Saturday, 21 July 2018

Back Me Up To A Cloud.

Back me up to a cloud, lest I forget
The beauty of an English village street,
Of homes of handmade, rustic brick where yet
It’s possible to guess the date of neat
And tidy houses which  retain: a ridge
Which dips or waves, beneath an azure sky
Where a chimney sends a curl - softest smudge
Of momentary grey, and passers by
Acknowledge it as prayer, a hope sent out
Upon the English air, that all within 
Should be as if by Vesta blessed. Cream grout
Of old lime mortar well rubbed back, some thin
In well ruled staves and some slapped on to fill
The chinks which tired, idiosyncratic 
Bricks can’t help create.  Sagging softwood sill
Beneath a sash of aristocratic,
Classical design, whose strong bars, in line
Still along the upright plane, serve the role
Of temple pillars, changing light, define
The boundaries of each dark pane, control
The view through wavy, polished glass so those
Looking out onto the river see the scene
As through some older, wiser eye which knows
That mere sight is just enough to glean
The faintest understanding of the world.

Back me up to a cloud, visions fade now,
As each house has its lovely eyes gouged out,
Its soul seems to evaporate, and show
The blank, dead stare of modern man’s self doubt
In manufactured plastic, perfect glass,
In double layer, which makes the poor, cheap mask,
Yet more repulsive.  Now I cannot pass
Without a hopeless sigh, so huge the task -
Nigh on impossible, of stopping those
Who wish to flash new wealth at others, who
As ignorant as they themselves, dispose
Of every vestige of what’s passed.  The new,
The mass produced, the thing that shouts its price,
Is held as almost sacred, save that those
Who would eradicate each, last, sweet trace
Of our shared history, one must suppose,
Can’t comprehend what sacred means.  The dumb,
Who desecrate in ignorance each place
Which they pass through are mindless, numb,
To conservation’s call, unmoved by grace,
Without the faintest understanding of the world. 

Monday, 2 July 2018

I Passed The Devil On The Stairs

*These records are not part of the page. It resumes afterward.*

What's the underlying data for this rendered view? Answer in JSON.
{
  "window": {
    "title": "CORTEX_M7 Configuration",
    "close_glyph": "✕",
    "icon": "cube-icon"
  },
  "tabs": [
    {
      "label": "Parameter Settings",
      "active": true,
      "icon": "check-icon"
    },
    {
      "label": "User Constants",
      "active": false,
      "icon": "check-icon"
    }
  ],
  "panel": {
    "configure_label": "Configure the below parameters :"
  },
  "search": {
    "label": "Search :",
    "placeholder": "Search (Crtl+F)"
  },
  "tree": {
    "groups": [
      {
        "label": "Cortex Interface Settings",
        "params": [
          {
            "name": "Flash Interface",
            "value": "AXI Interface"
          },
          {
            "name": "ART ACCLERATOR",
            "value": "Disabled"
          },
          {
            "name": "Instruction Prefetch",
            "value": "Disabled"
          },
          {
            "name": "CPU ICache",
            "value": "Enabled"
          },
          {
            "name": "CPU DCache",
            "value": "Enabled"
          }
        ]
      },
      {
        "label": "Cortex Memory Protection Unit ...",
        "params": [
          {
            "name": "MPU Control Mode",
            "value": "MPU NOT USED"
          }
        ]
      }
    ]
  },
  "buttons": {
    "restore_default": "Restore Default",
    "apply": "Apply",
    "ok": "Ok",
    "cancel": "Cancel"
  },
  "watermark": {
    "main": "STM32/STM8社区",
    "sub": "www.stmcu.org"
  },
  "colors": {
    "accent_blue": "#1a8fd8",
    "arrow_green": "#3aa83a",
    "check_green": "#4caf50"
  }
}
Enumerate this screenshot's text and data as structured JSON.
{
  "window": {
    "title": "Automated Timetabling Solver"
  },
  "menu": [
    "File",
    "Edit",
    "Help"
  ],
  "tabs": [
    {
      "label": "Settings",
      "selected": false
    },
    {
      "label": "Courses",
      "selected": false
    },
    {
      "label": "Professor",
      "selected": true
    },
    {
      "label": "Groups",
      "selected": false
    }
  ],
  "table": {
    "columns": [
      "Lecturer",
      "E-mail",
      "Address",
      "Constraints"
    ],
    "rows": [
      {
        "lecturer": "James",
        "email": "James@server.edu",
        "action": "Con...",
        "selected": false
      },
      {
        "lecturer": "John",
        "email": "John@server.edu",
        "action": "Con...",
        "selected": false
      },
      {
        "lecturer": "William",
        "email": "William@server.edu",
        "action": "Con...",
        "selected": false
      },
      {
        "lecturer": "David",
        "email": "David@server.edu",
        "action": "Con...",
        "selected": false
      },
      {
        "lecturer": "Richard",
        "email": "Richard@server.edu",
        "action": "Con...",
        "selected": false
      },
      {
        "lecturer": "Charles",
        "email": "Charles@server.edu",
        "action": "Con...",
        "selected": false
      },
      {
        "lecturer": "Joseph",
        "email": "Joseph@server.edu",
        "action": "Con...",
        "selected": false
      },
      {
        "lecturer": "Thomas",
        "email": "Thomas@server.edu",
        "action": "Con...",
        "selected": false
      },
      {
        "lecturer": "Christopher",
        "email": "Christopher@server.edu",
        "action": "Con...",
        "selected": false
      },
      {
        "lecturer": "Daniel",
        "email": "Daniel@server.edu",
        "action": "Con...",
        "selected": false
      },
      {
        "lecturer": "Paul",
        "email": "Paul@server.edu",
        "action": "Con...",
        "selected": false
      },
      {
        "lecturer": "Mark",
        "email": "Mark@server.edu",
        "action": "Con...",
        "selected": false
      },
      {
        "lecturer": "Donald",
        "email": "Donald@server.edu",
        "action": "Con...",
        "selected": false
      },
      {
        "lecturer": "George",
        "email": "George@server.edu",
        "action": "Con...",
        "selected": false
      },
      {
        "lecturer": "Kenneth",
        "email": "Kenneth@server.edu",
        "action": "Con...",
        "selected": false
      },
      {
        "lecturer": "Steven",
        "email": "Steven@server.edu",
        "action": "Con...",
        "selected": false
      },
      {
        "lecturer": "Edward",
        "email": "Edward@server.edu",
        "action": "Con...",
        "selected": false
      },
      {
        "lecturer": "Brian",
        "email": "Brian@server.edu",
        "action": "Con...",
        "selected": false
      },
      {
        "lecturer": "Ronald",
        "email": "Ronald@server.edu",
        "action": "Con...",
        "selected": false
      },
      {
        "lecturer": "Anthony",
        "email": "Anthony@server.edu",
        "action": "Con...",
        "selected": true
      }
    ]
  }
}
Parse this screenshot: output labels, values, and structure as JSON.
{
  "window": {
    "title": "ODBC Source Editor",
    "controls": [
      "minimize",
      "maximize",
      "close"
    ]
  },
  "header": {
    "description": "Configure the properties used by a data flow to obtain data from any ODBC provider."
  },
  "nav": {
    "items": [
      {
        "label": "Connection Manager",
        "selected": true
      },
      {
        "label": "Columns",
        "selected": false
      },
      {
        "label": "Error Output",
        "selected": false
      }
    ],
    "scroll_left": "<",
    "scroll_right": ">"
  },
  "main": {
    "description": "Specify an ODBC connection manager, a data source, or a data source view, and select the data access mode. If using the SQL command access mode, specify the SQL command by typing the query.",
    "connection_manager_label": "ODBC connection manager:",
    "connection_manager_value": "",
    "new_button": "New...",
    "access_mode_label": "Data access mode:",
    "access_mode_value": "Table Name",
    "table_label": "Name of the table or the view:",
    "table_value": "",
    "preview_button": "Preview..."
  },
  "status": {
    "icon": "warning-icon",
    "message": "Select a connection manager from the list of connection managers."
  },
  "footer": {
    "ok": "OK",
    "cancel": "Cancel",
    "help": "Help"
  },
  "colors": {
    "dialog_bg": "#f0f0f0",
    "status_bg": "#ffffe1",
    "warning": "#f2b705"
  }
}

The Devil passed me on the stairs, 
As I was coming up them,
He looked down on my childish thoughts,
Decided to corrupt them.
He stopped to talk and blocked my way,
I could not pass, nor could I stem
The flow of strange, polluting words,
He poured and spat like yellow phlegm,
He simply, coarsely had his say. 

He did not seek to be let in,
He did not tempt me with ideas,
This was not Milton’s man,
To pour foul ‘truths’ into my ears
Was this vile creatures plan.
And they were truths, to the extent
They honestly described
The goings on of fellow men,
Unlimited, he spoke to span
The whole range of human sin. 

Now men and agents of the state,
It seems have recently imbibed,
His poison makes them mad, intent,
Fanatical, resolved, hellbent,
On ‘educating’ children then,
Disguising their black deeds as good,
Destroying what has been for years
A pledge, a contract understood.